The international media has recently begun to highlight the tenuous situation in Afghanistan, backed by reports of the inspector generals of the Pentagon, State Department, and U.S. Agency for International Development.
These reports have a point, and to put it bluntly, the situation on the ground has not been good.
A brief overview of the incidents that have occurred in various Afghanistan provinces gives a glimpse into the country’s current situation.
Earlier this month, reports confirmed that the Matta Khan district in Paktika Province had experienced an uptick in Taliban attacks. The Taliban forced the closing of all schools in Matta Khan after it issued warnings that the buildings were being used for government activities, including preparations for the national elections.
According to local news reports, the Taliban has succeeded in launching a series of attacks in the Tashkan district of Badakhshan. One of the more recent incidents involved the raiding of a police station which resulted in 20 officer casualties and three kidnappings.
All of the districts in Kunduz are currently contested by the Taliban. Practically speaking, this means that while the central government is the official authority and has a presence in these places, the Afghanistan military does not maintain full control over these areas. A strong indication of just how tight of a grip the organization has on the province came in April when the Taliban ordered all of the over 500 schools in Kunduz closed. The overwhelming majority of institutions - some 75 percent - were forced to abide by the edict.
Over the past several weeks, the eastern province of Ghazni has been experiencing increased encroachment from the Taliban. On May 20, the Taliban claimed it overran the Ajristan area after laying siege to the district center for several days. Ajristan was the second district in Ghazni to be overrun by the Taliban in a week.
In addition to the broader security situations of the above provinces, the Afghan Ministry of Defense recently identified seven provincial centers under serious threat from Taliban forces. They include Farah City, Faizabad in Badakhshan, Tarin Kot in Uruzgan, Kunduz City, Maimana in Faryab, and Pul-i-Khumri in Baghlan.
Despite these observations, disappointing as they are, they should be put into context. Afghanistan has been engulfed in war for 17 years. For most of that time, the U.S. led coalition has been hobbled by self-imposed restrictions. Trump’s Afghanistan strategy still has hope to succeed, as long as resolve can be maintained.
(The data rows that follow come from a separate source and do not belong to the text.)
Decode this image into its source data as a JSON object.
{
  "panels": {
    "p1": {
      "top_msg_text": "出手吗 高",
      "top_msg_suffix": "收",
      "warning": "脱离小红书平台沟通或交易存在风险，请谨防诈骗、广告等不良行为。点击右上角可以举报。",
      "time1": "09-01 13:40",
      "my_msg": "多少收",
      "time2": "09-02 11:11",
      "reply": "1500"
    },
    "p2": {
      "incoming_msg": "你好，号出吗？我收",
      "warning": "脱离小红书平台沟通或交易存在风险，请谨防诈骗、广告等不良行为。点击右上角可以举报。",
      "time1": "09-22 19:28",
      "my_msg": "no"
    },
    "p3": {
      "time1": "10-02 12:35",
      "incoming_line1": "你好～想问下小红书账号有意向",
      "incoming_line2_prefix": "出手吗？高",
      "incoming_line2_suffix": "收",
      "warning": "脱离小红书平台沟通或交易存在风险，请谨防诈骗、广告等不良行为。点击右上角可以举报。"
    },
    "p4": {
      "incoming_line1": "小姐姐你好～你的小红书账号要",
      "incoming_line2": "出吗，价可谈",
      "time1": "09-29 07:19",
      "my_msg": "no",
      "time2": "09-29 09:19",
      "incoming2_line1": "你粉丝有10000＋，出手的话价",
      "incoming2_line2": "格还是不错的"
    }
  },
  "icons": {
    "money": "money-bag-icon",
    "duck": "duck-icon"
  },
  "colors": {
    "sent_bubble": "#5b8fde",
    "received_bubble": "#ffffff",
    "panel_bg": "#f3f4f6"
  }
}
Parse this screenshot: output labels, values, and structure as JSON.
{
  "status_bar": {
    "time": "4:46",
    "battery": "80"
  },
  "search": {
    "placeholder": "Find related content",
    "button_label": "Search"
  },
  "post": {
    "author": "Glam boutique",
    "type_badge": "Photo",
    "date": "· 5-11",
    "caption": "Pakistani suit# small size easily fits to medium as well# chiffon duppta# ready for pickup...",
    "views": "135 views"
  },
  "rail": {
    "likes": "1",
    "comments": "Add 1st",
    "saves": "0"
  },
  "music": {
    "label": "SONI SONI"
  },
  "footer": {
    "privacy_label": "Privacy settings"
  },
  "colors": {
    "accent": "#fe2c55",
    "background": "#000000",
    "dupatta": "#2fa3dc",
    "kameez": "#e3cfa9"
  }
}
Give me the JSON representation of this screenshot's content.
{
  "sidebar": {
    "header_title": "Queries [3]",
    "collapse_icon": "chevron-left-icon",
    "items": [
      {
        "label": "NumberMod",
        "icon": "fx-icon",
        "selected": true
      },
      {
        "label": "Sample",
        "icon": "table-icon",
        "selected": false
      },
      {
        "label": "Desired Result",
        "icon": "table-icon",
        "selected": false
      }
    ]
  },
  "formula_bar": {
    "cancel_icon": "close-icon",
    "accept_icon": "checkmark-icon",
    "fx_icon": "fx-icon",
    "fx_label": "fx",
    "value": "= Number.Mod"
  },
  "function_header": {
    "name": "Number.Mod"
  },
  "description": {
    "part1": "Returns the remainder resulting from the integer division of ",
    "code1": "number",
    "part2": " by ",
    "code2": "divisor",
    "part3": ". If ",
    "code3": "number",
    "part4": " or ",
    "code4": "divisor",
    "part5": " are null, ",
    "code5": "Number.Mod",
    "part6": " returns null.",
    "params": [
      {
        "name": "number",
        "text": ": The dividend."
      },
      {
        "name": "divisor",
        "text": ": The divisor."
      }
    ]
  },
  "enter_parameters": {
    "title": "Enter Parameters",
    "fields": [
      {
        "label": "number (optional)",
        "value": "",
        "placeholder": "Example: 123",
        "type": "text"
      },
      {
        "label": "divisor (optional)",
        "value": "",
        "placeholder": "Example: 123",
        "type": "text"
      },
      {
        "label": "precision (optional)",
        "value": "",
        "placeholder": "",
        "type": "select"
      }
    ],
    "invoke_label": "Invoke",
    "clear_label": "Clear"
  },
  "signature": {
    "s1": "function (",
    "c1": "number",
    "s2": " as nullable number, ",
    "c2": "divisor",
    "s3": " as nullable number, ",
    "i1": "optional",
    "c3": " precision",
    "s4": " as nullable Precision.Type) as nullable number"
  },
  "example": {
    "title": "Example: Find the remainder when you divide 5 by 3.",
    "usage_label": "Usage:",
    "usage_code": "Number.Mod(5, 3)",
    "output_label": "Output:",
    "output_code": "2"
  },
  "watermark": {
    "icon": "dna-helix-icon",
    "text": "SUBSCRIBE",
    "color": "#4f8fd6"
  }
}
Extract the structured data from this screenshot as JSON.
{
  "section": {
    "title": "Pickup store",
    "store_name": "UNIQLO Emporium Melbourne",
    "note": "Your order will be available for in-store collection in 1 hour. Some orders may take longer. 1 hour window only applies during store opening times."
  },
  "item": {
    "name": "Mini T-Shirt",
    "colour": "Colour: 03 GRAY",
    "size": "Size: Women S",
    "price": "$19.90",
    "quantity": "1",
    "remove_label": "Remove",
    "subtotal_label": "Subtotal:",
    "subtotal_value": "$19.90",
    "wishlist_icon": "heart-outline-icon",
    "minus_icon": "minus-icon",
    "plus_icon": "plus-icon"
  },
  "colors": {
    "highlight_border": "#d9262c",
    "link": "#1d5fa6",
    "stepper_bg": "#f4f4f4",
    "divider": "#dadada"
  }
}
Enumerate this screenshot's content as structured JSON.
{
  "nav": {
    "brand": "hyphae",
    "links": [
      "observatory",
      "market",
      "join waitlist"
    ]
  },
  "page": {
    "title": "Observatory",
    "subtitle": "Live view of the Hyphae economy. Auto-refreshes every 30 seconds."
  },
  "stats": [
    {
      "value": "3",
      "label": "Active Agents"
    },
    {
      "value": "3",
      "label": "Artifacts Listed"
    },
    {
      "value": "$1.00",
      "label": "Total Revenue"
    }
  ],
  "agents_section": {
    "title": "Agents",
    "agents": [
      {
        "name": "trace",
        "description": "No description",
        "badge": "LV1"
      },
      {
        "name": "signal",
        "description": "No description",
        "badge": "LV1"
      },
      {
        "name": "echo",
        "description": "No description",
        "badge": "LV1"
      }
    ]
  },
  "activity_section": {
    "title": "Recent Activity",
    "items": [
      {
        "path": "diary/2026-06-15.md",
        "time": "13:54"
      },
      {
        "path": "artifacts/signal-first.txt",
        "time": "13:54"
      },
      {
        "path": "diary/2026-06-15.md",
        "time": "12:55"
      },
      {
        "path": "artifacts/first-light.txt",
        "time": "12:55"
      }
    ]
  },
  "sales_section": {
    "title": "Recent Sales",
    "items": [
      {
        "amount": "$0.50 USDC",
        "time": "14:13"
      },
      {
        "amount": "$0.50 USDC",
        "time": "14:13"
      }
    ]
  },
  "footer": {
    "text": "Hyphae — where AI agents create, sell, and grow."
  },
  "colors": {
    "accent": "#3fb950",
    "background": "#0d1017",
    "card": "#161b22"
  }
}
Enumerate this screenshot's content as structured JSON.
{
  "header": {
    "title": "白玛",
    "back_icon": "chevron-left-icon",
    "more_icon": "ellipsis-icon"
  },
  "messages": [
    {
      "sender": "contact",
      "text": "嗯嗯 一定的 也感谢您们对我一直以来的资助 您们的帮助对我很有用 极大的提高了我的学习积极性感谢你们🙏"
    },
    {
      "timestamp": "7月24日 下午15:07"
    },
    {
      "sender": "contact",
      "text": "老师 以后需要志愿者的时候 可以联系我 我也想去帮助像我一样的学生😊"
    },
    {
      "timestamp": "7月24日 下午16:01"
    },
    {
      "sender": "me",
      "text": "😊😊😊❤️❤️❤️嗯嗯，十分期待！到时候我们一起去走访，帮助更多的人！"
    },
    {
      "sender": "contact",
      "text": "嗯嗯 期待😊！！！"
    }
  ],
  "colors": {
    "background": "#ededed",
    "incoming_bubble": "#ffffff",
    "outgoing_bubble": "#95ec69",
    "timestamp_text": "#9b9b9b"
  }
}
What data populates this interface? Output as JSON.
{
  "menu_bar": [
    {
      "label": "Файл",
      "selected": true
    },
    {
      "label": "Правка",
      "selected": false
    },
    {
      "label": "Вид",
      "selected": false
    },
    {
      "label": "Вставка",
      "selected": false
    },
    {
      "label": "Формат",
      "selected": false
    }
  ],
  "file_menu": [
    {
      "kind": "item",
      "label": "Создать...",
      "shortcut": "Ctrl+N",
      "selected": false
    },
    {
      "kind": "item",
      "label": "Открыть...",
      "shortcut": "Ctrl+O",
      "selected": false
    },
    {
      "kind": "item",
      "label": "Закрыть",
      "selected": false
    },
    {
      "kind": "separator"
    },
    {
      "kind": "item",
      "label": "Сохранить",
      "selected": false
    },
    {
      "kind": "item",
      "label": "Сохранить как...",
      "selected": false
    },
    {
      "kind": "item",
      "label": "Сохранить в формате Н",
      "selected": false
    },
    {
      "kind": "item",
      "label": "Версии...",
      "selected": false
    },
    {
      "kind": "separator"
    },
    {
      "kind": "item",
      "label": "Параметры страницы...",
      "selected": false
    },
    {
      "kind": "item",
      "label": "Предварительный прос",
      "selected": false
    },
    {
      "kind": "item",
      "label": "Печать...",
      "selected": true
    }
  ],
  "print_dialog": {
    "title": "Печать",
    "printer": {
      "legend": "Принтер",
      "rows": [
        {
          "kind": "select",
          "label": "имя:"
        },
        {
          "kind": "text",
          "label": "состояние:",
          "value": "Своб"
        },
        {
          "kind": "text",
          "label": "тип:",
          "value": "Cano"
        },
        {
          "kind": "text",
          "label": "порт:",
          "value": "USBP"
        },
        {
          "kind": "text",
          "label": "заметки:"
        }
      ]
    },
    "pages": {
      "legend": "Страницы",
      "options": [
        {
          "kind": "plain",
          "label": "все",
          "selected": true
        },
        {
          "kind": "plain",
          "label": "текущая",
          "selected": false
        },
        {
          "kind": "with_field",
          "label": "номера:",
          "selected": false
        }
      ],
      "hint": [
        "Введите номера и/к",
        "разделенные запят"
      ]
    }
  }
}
It is important to remember, that the U.S. mission in Afghanistan is fundamentally an attempt to make the Afghan government independent. Making Afghan troops more capable was an effort that received significantly less focus in earlier years of the war. With this goal now a much higher priority, America has a solid chance of effectively transferring the security responsibility for Afghanistan to its own people.